Admitting You Have a Problem Is The First Step
Each day at work, I spent nine to ten hours in front of a computer, looking at a screen, tip tapping away on my keyboard.
I go to lunch and while noshing I pull out my iPhone and I catch up on email, Twitter, Facebook and when that’s done, I read a couple chapters of a book on the Kindle app.
When I come home from work, I have my phone with me at all times and I check in on email, Twitter, Facebook and others. Sometimes I log into my iMac and do some writing work or I edit photos or just fiddle about. Occasionally in front of the television I’ll fire up my MacBook and I’ll do the two screen thing, telly and computer.
When I go to bed at night, I set the alarm on my phone and I do a last check of email, Twitter and Facebook and maybe read another chapter of a book on my phone.
Then I sleep. When the alarm goes off, the first thing I do is check the meetings on the day’s calendar on my phone. Then I check email, Twitter and Facebook.
Recently, I had to admit to myself that this is a problem. I spend way too much time with my head in a device.
Way, way too much.
I’ve been trying to wean off but I have to be honest, it’s hard. Those “likes” on Facebook are as addictive as pellets to a lever pushing rat. Payoff! Reward! You like me you really like me!!
While out and about with a friend a few weeks back, she commented, “You are on Facebook a lot” and my internal gears seized up. Am I really? That can’t be.
Only it is.
I was doing better (for a few days) and really making progress, but then baseball’s post-season started and it got worse. I wanted to watch the games and see what everyone was saying and see updated stats online and photos from the yard! At some points during the course of the post-season I was watching TV, Twittering on my MacBook and checking Facebook on my phone all at once.
Meaning, I slipped off the wagon and bounced a few times on the dirt road.
Last night I was thinking AGAIN about my need to back away from the shiny electronic devices. They are so alluring!
While waiting in the coffee line this morning at work, I idly browsed the local county newspaper (an actual paper copy) and came across this little ol article:
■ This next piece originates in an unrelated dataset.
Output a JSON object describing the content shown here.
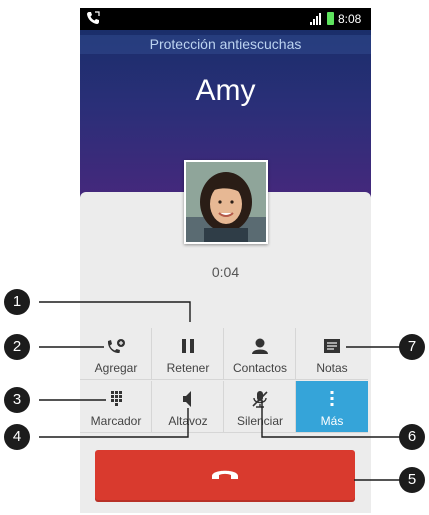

Can true solitude be found in a wired world?
I used to be that girl…I loved to sit in an airport waiting for a plane and instead of my nose in a device or even a book for that matter, I would sit, quietly, and observe the world. The sights the smells the sounds. I would hear my own thoughts. I would find a place of calm.
Not anymore. Now if I fly I make sure my iPad is loaded up with content, both books and movies to distract me the whole way and I hardly make note of anyone or anything around me. Hell, I can’t even sit quietly in my own home and listen to the squirrels fighting outside. Nope, gotta Tweet about it.
What is wrong with me? When did I get sucked in and how can I back away slowly?
I had a revelation one night last year while in the midst of twelve to fourteen hour workdays and I was losing my mind. My beloved Good Man took my phone out of my hand, went into Settings and turned off my work email.
It was like he opened my eyes for the first time. That I could really do that…I could ignore email for a few hours? Magic!
Perhaps it’s now time to turn the entire device OFF the moment I come in the front door. There is no emergency in APAC that can’t wait to the next morning. My coworkers in APAC are fairly used to this.
Or perhaps I set a time…say 8:00pm and after that the phone is off. That allows a window for emergencies from the Pacific Rim but a time of peace in my home (and mind).
I have a good friend who doesn’t work on email at night simply because his company turns off access to email every evening then turns it back on in the morning. How glorious and how sane. My employer would never do this.
To be honest, when I think about having an unwired vacation (as suggested in the article), it sounds both awesome and a little scary.
Which is a sure sign I need to implement this in my life right away.
Image from The Indian Fusion.